Australian property market poised for growth -Ã‚Â Strong growth will be seen in the residential real estate sector in Australia over the coming years, analysts have predicted.Ã‚Â Despite recent falls in the countryÃ¢â‚¬â„¢s property market, price increases are expected to be strong and steady going into 2012 and beyond, according to the QBE LMI Australian Housing Outlook report.
Property prices set to stagnate -Ã‚Â A survey of the real estate agents, investors and developers that drive property prices has provided further evidence that Australian home prices are set to flatline.Ã‚Â The National Australia Bank’s quarterly property survey is forecasting an average national rise in house prices of just 1.5 per cent in the 12 months ahead.

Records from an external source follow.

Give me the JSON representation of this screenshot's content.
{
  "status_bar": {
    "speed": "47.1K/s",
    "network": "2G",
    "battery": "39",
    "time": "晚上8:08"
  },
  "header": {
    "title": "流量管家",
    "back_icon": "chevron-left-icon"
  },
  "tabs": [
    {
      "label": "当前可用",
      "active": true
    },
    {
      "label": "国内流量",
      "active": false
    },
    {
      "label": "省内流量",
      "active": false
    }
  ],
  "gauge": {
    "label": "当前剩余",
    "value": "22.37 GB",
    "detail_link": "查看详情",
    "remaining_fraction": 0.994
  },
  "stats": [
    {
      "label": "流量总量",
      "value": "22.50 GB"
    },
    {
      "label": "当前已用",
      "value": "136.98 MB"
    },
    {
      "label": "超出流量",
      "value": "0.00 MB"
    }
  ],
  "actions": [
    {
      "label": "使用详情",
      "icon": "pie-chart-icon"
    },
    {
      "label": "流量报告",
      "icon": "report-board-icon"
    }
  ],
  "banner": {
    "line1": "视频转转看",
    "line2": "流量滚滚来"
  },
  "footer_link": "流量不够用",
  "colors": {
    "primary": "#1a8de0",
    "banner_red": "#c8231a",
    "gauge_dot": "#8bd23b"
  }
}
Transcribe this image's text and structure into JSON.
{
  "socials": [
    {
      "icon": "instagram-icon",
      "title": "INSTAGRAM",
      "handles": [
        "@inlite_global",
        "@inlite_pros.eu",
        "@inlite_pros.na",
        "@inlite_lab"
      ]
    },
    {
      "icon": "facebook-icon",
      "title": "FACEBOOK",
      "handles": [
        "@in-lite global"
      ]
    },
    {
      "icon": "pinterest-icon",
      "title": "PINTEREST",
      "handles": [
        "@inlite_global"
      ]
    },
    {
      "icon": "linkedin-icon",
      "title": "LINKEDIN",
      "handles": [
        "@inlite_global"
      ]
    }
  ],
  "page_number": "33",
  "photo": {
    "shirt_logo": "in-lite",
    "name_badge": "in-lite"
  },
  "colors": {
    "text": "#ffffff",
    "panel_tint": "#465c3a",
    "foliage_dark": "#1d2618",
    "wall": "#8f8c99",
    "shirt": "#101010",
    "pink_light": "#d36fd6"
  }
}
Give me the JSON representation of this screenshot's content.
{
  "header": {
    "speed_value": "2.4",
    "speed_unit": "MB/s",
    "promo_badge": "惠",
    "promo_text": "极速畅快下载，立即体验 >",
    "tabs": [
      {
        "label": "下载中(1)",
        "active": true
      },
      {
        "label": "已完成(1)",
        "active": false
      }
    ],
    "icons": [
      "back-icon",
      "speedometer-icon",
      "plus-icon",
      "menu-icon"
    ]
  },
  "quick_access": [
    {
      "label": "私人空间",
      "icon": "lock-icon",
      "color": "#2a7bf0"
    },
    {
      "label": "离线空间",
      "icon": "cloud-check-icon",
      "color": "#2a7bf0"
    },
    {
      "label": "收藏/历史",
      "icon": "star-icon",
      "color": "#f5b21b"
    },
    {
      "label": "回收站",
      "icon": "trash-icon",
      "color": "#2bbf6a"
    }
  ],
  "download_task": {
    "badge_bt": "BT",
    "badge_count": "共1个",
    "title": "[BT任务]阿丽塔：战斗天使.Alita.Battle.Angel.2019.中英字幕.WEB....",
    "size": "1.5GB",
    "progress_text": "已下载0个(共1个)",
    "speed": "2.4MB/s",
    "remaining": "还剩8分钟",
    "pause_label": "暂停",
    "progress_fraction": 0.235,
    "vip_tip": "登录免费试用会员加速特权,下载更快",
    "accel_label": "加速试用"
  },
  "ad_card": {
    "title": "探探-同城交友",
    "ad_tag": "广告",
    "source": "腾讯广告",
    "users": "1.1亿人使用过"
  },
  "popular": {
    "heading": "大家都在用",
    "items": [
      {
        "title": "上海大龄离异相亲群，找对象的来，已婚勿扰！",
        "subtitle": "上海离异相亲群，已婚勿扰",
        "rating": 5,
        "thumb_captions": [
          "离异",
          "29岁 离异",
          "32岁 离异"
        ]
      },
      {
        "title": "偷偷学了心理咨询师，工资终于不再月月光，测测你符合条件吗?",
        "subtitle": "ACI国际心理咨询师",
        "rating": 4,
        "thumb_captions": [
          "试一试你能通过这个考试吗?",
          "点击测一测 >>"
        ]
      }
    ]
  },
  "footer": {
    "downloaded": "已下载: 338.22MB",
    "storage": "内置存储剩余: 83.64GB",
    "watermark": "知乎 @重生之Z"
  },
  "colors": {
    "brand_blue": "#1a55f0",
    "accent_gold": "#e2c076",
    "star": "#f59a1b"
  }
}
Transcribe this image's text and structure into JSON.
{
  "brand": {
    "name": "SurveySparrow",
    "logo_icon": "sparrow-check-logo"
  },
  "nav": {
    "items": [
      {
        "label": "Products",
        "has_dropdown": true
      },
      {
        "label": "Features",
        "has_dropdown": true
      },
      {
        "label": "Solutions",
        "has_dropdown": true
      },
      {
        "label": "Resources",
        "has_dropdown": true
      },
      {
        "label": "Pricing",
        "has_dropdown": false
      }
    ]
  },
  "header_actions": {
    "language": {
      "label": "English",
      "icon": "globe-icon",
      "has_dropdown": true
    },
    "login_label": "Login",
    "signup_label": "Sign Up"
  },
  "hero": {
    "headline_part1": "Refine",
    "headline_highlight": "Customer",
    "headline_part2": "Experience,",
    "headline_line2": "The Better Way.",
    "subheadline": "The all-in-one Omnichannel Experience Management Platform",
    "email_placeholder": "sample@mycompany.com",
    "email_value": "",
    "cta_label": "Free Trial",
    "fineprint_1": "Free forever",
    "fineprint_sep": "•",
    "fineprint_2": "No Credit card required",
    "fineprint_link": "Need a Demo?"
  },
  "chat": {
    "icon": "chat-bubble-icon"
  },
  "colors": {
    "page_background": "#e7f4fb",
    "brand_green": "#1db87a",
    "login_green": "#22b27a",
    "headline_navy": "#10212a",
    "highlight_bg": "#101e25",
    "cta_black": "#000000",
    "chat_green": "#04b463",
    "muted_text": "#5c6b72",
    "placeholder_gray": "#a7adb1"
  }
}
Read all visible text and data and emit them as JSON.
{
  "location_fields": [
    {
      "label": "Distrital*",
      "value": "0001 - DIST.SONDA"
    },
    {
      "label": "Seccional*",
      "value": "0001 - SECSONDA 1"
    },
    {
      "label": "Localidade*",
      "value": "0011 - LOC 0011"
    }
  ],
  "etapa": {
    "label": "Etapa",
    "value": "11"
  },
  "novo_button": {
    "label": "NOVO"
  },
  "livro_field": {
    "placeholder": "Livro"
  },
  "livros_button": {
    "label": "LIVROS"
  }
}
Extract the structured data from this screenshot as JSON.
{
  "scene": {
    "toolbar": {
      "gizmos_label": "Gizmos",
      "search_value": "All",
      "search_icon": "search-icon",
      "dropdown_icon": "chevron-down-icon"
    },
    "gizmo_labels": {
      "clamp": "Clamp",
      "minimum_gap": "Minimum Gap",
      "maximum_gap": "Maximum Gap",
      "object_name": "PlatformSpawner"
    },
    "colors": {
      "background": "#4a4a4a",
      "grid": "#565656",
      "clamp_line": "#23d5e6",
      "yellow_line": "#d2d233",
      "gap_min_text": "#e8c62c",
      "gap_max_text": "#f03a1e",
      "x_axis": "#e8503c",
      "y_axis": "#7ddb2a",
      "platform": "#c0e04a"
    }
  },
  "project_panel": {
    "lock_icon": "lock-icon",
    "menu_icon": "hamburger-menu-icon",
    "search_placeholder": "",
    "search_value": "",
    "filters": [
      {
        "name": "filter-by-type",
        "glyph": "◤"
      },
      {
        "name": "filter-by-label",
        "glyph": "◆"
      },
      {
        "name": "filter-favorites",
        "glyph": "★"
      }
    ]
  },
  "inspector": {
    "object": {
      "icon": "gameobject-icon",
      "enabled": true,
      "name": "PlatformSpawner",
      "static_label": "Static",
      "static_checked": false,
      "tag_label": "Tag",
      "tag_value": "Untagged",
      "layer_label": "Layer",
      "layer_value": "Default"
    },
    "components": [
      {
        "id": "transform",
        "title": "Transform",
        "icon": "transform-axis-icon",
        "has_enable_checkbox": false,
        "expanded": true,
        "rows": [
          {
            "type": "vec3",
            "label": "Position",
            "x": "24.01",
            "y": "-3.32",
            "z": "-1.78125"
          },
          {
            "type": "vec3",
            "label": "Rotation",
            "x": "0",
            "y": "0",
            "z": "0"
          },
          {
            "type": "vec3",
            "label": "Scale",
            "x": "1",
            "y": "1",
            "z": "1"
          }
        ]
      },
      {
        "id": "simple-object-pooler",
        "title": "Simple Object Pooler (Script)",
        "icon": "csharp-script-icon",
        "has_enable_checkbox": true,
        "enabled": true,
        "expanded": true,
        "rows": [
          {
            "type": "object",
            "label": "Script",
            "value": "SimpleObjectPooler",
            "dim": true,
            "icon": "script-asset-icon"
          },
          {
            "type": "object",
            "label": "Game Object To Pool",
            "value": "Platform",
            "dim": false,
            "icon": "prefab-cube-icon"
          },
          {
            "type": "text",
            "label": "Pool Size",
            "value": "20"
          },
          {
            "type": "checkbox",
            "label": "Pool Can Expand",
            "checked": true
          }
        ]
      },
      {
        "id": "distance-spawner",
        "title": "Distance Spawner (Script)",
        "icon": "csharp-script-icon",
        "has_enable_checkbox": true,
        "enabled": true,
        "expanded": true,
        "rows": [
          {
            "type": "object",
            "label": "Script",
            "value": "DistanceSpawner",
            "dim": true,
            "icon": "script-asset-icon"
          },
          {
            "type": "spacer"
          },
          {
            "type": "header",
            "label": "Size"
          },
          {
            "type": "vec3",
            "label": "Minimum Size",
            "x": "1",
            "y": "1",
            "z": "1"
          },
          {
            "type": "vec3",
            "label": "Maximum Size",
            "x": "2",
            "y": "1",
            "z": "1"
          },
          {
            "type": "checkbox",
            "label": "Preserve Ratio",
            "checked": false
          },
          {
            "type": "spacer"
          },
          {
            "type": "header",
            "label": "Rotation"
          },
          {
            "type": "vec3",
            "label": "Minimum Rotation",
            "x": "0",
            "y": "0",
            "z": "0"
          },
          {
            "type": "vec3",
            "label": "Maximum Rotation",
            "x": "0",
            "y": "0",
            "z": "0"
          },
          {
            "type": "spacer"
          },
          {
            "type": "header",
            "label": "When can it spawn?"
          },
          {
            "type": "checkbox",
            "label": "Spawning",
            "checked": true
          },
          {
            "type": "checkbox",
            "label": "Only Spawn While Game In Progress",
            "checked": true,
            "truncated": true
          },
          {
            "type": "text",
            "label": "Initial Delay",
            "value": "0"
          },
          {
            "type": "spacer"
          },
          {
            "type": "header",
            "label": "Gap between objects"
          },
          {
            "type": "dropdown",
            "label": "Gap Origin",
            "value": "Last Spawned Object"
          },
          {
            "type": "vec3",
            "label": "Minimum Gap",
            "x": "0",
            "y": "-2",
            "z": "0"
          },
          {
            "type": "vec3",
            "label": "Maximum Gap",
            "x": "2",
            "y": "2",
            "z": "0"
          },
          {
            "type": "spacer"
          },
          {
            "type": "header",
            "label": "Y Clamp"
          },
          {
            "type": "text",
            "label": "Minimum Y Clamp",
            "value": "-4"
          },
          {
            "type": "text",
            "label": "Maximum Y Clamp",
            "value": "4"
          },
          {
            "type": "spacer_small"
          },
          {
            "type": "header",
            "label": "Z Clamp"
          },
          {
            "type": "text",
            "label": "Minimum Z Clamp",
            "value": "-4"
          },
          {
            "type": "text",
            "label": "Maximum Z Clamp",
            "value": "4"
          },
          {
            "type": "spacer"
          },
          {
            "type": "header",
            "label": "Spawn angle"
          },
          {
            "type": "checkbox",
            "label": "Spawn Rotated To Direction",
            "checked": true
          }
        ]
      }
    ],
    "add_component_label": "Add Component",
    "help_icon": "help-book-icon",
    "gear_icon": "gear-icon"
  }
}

Mortgage pain hurts more in Sydney than in London or New York -Ã‚Â SYDNEYSIDERS spend more on their mortgage than families in London and even New York.Ã‚Â A survey of global cities put Sydney at the top when it came to the percentage of income spent on mortgages.Ã‚Â The median Sydney house price is $626,444, with mortgage repayments of $4123 a month – three quarters the average monthly income.Ã‚Â In Los Angeles and Toronto, just a third of the monthly income goes on mortgages, while in Dublin and New York it is less than half and in London or Auckland less than two thirds, the comparative survey revealed.
Why home prices are not about to crash and burn -Ã‚Â IS THE value of your house about to plunge? Macquarie Bank has tipped a 20 per cent drop in housing construction next year while commentators say the smallest lift in interest rates will pop the “home price bubble”.Ã‚Â House prices have been sliding for months. Industry estimates suggest that over the past quarter Melbourne prices are down 2 per cent and Sydney is off by 0.5 per cent. But these figures are nothing compared with those for Britain and the US, or Ireland, where home prices are down 40 per cent and falling.